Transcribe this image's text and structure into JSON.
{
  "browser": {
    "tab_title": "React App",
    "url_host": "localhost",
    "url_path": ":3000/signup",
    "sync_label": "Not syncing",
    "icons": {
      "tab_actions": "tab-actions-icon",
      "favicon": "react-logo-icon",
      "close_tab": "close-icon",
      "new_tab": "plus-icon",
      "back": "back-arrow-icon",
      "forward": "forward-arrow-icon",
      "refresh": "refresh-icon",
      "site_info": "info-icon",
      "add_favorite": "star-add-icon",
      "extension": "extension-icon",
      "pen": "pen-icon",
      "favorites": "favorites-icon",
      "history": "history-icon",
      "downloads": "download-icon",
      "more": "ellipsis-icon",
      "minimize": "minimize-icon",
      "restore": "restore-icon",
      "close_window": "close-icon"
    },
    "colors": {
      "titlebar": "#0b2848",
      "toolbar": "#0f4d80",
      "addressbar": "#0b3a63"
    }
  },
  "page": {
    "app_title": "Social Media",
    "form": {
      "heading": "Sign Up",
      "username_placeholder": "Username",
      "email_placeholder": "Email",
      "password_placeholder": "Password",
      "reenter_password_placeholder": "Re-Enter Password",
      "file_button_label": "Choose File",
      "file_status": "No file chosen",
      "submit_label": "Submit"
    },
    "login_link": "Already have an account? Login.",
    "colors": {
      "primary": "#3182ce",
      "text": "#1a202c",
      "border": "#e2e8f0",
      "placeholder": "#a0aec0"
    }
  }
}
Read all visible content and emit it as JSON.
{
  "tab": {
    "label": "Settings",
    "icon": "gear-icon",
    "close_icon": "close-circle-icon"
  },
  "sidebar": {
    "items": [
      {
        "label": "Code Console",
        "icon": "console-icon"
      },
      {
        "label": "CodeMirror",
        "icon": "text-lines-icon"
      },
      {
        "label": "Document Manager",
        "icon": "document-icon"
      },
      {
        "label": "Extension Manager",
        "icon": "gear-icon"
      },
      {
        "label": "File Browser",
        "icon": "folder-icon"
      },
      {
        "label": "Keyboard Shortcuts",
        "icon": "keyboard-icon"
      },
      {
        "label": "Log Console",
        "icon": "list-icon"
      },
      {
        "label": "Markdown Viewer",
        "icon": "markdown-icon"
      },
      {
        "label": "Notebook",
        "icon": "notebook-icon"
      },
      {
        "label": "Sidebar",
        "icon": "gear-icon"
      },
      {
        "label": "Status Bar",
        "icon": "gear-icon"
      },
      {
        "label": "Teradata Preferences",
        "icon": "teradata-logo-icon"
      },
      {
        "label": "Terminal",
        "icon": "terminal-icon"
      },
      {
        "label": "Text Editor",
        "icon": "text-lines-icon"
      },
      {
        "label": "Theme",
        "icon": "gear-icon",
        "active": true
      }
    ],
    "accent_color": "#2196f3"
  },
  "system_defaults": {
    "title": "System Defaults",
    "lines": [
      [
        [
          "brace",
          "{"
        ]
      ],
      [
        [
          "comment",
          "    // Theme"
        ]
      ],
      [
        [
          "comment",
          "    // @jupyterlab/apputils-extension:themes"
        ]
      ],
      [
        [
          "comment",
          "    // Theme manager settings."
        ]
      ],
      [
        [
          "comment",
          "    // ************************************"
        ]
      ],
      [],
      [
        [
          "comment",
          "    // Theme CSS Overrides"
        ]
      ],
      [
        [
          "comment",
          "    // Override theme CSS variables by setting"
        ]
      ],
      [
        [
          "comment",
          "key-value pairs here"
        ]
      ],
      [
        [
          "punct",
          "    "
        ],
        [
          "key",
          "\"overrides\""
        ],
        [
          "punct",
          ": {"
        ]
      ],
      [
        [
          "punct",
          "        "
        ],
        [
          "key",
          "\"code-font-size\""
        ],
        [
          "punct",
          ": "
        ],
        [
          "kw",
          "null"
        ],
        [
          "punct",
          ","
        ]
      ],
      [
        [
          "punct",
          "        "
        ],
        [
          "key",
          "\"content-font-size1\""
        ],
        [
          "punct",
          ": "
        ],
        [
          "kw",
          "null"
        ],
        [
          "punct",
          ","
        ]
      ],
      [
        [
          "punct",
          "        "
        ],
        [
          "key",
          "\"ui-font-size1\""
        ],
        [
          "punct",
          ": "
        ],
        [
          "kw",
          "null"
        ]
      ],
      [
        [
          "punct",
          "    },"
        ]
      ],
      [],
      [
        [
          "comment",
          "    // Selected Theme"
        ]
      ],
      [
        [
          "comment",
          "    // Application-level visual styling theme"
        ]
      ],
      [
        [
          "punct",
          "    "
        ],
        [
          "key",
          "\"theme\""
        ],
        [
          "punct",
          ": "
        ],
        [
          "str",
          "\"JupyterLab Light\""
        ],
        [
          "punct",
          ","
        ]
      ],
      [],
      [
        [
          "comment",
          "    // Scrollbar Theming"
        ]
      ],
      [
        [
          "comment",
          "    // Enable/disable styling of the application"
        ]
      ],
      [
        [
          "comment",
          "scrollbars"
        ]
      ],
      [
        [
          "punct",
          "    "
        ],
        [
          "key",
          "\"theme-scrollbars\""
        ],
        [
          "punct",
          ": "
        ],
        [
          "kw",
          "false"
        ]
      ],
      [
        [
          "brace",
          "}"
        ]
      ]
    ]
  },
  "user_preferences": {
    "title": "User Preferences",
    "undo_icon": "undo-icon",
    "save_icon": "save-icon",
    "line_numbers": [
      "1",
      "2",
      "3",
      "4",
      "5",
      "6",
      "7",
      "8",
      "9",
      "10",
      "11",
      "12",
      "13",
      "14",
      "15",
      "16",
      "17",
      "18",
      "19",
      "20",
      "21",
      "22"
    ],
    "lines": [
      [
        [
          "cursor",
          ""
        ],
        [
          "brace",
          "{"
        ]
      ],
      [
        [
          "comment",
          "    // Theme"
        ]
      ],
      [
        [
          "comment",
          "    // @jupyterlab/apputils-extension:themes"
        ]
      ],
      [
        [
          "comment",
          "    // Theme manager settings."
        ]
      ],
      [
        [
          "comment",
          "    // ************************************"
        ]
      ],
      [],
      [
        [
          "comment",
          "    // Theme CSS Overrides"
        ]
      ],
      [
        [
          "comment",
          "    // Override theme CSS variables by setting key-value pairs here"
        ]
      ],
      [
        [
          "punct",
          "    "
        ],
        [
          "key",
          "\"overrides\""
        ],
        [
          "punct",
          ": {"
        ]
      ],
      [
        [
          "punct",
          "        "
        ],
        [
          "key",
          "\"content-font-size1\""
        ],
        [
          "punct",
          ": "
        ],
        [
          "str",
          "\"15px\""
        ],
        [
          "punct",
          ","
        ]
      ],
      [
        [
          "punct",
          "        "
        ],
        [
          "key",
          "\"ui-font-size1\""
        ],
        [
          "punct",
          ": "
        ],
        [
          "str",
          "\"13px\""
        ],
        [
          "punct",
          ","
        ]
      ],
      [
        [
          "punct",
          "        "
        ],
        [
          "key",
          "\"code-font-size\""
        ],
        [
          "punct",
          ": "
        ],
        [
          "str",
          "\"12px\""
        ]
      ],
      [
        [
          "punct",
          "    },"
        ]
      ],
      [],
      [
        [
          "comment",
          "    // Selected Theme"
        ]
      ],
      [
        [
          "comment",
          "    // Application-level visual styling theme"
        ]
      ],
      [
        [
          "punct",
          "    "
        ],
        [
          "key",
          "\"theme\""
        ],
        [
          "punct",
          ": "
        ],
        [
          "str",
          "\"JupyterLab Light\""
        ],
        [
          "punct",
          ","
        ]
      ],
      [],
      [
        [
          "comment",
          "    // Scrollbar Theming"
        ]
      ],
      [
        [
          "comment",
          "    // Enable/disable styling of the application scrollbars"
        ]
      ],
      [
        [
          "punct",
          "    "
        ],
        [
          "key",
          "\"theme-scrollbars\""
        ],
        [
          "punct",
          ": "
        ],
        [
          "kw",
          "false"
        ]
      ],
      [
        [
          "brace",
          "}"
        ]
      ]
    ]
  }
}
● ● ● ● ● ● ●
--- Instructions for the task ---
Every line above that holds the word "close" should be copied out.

--- Task response ---
      "close_tab": "close-icon",
      "close_window": "close-icon"
    "close_icon": "close-circle-icon"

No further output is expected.